What’s the 411? Part 1

You might remember the phrase, “What’s the 411?” as early 90s parlance for “may I please have more information about the subject in question?” Yeah, it’s outdated slang, and we probably shouldn’t be using it to frame a pair of blog posts in 2014, but we think it works (plus, it’s a lot of fun). We think it’s all that and a bag of chips.

Reliving modern R&B’s heyday aside, we’re calling this week’s blog “What’s the 411?” because we want to talk about getting more information from your subscribers. Collecting info from your subs is the most effective way to determine exactly what they want from you, which will help make your campaigns more effective. Successful marketing techniques are born out of research and information, especially in terms of knowing about your audience.

But how do you collect that information?

Thankfully, collecting information from your subscribers can happen at any time – information you don’t get at sign-up can be gleaned from surveys or later interactions. Once you have the 411 on your subscribers then you can start using it to segment your market and more directly target readers with content of interest.

There are a couple of very effective ways to do collect that information, and fortunately, they work for both new and existing subscribers. Before we break those down, however, let’s take a quick look at what kind information you’ll need from your subscribers.

If You Only Knew

Here are a few of the most critical bits of information your subscribers can offer you:

Personal data: Items like age, zip code and job title can help you create sub-groups within your master subscriber list without getting too personal. Then, those groups can be targeted with only relevant information. Local offers, senior or student specials, and industry rewards (like hospitality discounts) can attract a lot of attention.

Specific interests: Regardless of industry, your business likely has several different niches, components, or areas of interest. Not all of those components will appeal to all of your subscribers, so give them the option to receive only the information they want. Let them trim the fat by identifying specific interests, and you’ll find yourself with much more engaged subs.

Sending preferences: Unfortunately, as we’ve covered before, there is no magic sending schedule suitable for all of your subscribers. Individual readers have individual needs, especially when it comes to the frequency with which they hear from you. Give your subscribers the option to decide how often they want to get your newsletters, and they’ll show you how much they appreciate it.

This is How We Do it

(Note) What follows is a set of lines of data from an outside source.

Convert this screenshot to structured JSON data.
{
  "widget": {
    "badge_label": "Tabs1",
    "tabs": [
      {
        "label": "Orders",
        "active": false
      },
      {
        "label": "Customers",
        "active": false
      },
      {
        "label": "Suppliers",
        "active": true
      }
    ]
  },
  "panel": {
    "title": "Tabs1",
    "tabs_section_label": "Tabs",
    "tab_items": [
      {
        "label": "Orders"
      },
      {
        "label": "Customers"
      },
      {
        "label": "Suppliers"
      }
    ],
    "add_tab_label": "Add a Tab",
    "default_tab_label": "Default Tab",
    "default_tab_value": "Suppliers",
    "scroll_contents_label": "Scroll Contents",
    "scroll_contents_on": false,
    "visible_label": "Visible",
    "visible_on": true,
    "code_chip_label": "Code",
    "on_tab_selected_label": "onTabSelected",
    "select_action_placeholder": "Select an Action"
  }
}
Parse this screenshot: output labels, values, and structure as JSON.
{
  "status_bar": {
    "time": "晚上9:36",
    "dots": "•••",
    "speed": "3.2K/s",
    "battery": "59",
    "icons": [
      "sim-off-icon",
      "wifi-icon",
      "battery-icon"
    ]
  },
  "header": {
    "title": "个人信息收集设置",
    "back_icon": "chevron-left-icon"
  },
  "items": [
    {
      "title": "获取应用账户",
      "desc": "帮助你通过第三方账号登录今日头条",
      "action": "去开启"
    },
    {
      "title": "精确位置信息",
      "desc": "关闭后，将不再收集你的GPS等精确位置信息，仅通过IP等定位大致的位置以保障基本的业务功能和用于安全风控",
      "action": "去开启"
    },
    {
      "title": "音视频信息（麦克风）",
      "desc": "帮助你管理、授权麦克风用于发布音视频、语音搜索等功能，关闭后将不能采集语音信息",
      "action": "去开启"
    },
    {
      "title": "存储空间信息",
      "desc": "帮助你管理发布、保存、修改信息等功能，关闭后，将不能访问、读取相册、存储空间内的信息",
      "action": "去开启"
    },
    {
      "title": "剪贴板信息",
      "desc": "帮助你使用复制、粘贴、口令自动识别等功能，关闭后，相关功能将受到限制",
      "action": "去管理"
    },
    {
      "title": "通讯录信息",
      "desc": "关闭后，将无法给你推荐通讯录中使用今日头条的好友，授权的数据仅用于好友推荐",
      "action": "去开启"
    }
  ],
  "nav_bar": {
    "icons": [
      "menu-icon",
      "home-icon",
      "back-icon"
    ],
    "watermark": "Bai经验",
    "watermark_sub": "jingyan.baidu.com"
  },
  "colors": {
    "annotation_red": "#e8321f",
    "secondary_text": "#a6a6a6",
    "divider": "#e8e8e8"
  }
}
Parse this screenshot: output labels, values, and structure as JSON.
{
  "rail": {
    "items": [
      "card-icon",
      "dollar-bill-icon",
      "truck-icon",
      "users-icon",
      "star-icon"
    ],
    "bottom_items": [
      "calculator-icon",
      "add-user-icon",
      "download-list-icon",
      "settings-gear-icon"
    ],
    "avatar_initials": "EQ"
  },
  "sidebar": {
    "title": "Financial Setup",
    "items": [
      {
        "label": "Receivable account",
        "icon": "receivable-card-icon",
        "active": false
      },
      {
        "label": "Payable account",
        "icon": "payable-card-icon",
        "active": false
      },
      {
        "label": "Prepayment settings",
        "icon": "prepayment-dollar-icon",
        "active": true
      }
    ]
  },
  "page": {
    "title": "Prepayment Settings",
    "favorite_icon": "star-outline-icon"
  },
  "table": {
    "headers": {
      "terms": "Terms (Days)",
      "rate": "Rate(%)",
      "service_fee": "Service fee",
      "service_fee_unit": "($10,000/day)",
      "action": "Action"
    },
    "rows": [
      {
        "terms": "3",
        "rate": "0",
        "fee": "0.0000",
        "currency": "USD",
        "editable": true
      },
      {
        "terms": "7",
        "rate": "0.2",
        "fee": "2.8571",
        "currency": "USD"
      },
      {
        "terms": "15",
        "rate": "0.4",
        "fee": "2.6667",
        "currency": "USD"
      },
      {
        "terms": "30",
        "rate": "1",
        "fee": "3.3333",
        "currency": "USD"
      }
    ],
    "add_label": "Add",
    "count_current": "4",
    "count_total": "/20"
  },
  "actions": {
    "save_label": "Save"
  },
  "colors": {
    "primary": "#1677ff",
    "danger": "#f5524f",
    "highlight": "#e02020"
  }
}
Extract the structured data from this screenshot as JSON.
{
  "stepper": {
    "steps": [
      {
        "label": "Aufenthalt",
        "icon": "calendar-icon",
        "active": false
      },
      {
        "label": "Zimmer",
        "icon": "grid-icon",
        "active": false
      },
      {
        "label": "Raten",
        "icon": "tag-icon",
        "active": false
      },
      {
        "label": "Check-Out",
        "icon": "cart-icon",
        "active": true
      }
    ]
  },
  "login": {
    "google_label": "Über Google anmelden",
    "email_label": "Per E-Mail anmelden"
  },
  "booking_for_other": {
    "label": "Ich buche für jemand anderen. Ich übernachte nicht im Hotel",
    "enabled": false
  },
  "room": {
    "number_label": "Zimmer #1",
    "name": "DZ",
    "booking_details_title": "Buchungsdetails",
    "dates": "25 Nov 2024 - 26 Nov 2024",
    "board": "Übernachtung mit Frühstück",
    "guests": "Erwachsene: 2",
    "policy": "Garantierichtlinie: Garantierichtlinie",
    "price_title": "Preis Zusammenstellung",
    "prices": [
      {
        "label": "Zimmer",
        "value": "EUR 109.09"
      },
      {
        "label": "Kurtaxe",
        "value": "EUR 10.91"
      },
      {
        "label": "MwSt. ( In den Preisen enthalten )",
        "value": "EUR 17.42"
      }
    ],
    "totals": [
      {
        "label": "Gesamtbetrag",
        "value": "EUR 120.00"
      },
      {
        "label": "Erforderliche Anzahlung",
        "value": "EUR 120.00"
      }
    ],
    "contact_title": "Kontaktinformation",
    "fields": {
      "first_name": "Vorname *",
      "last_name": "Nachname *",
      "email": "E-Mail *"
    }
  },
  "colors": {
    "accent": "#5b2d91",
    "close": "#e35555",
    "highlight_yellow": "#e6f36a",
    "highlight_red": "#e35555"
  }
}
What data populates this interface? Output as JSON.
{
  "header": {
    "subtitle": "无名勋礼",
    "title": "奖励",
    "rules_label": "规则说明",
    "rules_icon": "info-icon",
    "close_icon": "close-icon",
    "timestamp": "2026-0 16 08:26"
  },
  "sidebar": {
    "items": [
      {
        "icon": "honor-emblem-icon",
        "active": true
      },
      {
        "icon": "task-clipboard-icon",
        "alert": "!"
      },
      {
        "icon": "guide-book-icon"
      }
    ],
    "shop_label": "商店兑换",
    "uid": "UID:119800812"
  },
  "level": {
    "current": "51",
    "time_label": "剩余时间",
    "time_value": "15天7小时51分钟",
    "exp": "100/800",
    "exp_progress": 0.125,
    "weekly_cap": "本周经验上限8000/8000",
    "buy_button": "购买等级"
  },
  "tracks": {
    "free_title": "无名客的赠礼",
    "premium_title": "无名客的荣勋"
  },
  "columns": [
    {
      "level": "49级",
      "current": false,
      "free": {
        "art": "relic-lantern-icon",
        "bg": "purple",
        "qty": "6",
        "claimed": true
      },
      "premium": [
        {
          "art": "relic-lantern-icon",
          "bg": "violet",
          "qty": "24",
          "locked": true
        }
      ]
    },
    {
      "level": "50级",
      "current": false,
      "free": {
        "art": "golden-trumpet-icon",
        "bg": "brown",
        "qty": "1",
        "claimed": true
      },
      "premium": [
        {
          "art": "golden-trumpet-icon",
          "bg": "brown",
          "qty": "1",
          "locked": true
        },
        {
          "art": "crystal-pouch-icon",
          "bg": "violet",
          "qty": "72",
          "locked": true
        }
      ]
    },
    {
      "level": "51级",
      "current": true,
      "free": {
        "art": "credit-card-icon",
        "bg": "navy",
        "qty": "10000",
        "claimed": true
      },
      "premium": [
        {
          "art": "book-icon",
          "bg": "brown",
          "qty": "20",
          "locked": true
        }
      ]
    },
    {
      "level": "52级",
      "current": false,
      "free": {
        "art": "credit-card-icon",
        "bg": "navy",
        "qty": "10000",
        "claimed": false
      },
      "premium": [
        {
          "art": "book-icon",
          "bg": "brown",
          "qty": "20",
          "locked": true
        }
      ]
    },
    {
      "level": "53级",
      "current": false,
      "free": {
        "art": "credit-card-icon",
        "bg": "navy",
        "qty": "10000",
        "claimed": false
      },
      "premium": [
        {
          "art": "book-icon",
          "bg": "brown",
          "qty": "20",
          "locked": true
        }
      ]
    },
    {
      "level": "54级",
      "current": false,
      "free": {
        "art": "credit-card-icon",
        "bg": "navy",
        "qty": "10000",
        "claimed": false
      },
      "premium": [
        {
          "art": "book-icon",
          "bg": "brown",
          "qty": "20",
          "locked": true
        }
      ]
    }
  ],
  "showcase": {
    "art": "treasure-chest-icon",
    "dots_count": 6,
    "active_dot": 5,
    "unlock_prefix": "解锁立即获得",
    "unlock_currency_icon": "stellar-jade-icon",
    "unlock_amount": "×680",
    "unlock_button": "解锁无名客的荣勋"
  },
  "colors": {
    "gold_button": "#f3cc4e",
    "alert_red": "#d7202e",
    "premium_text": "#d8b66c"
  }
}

The first hurdle you’ll need to get over is your subscribers’ reluctance to share any personal info. Not only are people often hesitant to share their information online, they’re also frequently suspicious of those who ask for it. That puts you in a tricky position when collecting data.

So, how do you convince your subscribers your intentions are pure? It’s simple; be honest.

When you’re asking for information, be upfront and clear about why you’d like to get it. Tell your subscribers that you want to make your future marketing efforts more beneficial to both you and they. Let them know that you want to make sure you’re only delivering what they want, when they want it to help build a more engaged customer community.

They’re not stupid. They’ll know this is an attempt to build your business. But, they’ll also recognize your willingness to work with them instead of at them. That counts.

You can share your plan with both existing and new subscribers by simply adding it to your opt-in box. Include it in the information around your website or social media sign-up boxes (for new subs), or add it to an email newsletter with a link to your expanded opt-in process. Requesting a re-opt-in from existing subscribers will also help you identify those with an above average interest in your business.

And, don’t forget to tell your subscribers how the re-opt could benefit them. Try subject lines or newsletter titles like, “How Can We Be Better?” or even “Want to Hear from Us Less?” That may sound like a bad move for business, but it will actually help you communicate with your customers more easily.

No Diggity

Admittedly, “No Diggity” has no relevance to this section. We just wanted to keep the song title thing rolling and shout out Blackstreet, Dr. Dre and puppets. Worth it.

Back on track: now you know exactly what you’re looking for from your subscribers, but how collect all that sweet ino? We gave a few hints at the top of this article, but for the full scoop, you’ll have to come get jiggy with us next week when we diggity (nailed it?) into subscriber outreach.